:: Assignment ::
Look through the entries below and report every line that has "nach".

_ _ _ _ _ _ _

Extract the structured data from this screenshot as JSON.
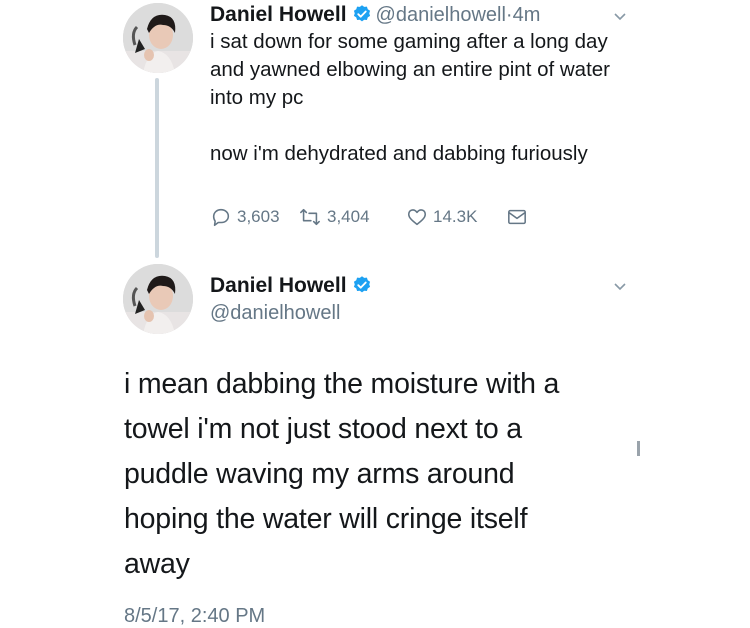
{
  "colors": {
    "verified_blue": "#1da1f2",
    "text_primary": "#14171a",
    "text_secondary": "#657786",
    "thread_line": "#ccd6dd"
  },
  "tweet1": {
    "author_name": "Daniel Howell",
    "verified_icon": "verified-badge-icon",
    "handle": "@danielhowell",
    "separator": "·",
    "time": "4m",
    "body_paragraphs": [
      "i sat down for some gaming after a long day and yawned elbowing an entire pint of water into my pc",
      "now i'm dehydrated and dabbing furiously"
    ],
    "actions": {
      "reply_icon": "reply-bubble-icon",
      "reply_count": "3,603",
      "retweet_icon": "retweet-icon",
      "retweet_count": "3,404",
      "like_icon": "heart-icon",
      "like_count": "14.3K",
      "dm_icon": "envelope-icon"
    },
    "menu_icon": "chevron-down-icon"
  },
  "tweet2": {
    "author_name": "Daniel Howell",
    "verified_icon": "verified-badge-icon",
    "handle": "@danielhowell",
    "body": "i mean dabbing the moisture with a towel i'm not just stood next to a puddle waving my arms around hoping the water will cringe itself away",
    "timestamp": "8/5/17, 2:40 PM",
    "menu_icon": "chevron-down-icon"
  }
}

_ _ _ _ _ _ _

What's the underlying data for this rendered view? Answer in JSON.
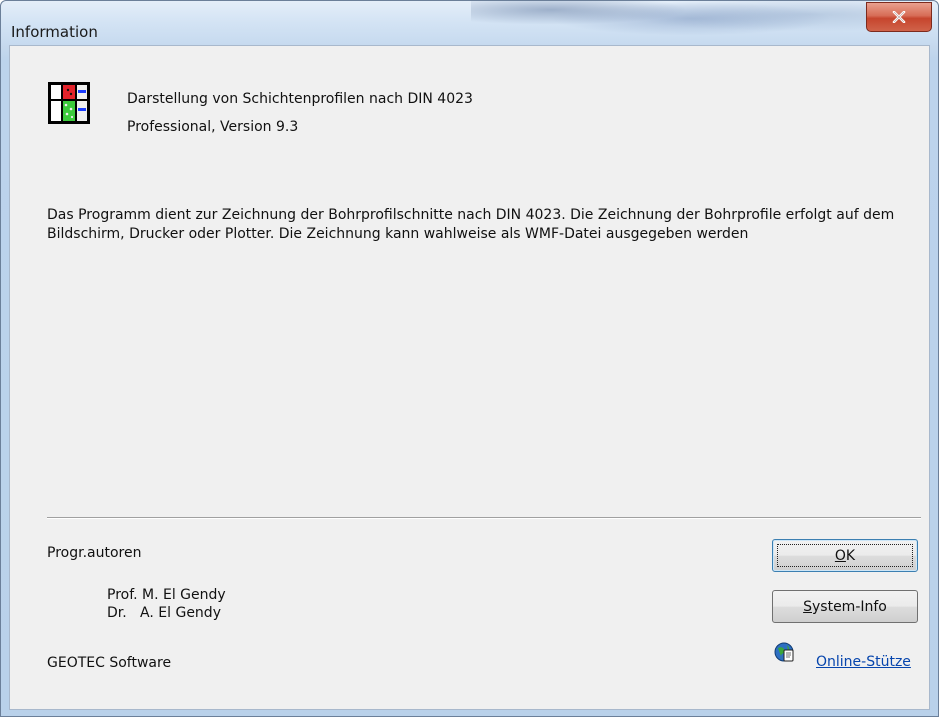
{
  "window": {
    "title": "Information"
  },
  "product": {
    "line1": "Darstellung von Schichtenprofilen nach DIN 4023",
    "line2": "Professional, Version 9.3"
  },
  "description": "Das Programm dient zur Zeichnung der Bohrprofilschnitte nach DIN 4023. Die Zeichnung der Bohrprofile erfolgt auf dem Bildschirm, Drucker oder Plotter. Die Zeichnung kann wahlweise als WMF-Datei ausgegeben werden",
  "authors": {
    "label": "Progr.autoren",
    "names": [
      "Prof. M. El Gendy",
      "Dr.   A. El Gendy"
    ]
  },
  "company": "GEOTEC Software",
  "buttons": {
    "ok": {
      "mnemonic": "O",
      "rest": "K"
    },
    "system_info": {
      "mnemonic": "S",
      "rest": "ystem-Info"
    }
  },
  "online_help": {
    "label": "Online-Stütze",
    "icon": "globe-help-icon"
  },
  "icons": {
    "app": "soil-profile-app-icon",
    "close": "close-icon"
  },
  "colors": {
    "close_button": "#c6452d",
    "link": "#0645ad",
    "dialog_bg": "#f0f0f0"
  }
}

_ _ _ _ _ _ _

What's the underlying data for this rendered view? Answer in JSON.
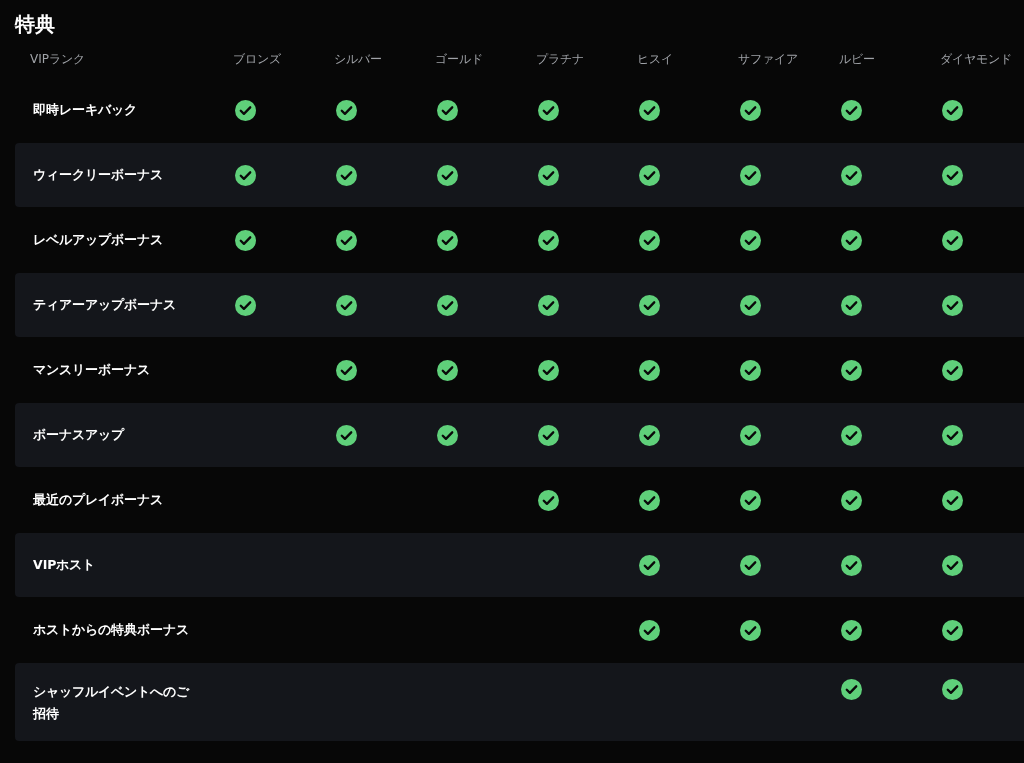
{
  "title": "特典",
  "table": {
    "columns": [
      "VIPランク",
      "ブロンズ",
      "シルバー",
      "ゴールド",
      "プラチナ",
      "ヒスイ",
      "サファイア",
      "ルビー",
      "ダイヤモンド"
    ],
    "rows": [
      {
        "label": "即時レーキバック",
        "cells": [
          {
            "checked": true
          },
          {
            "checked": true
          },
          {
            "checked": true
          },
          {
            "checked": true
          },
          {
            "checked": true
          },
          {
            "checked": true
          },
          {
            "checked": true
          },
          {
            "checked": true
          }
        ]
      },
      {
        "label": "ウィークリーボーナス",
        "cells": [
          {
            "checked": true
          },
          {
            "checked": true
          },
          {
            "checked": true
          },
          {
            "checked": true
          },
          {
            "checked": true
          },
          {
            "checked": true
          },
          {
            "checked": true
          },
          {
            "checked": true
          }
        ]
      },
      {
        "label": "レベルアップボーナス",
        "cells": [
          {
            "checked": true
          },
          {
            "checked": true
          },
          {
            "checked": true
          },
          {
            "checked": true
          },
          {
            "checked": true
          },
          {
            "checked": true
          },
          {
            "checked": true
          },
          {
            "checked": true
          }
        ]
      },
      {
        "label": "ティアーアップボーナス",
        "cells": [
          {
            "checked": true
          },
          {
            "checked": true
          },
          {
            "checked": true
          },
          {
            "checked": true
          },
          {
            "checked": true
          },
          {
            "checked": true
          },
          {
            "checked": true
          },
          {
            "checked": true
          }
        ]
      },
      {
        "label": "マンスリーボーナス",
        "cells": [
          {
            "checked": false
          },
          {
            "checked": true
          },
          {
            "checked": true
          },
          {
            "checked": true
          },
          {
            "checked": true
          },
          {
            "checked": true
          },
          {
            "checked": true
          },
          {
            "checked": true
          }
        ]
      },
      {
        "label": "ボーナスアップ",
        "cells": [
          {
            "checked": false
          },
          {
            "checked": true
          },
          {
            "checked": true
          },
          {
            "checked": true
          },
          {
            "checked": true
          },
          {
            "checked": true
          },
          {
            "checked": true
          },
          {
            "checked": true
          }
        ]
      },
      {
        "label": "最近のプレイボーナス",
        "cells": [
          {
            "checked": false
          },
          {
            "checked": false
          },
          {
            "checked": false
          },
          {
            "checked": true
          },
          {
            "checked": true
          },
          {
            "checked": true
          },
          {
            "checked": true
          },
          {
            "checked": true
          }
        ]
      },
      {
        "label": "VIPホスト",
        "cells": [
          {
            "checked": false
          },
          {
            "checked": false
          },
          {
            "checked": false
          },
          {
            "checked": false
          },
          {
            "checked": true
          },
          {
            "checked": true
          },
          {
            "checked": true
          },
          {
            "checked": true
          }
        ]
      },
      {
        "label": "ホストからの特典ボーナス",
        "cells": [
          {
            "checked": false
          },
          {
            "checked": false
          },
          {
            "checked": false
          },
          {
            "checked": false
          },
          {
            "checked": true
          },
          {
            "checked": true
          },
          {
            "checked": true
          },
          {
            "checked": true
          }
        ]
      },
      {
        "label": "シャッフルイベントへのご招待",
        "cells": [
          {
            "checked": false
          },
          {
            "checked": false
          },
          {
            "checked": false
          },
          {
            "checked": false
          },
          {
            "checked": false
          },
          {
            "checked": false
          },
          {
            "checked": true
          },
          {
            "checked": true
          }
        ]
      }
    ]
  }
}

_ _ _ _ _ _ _

:: Output ::
    "line1": "Darstellung von Schichtenprofilen nach DIN 4023",
  "description": "Das Programm dient zur Zeichnung der Bohrprofilschnitte nach DIN 4023. Die Zeichnung der Bohrprofile erfolgt auf dem Bildschirm, Drucker oder Plotter. Die Zeichnung kann wahlweise als WMF-Datei ausgegeben werden",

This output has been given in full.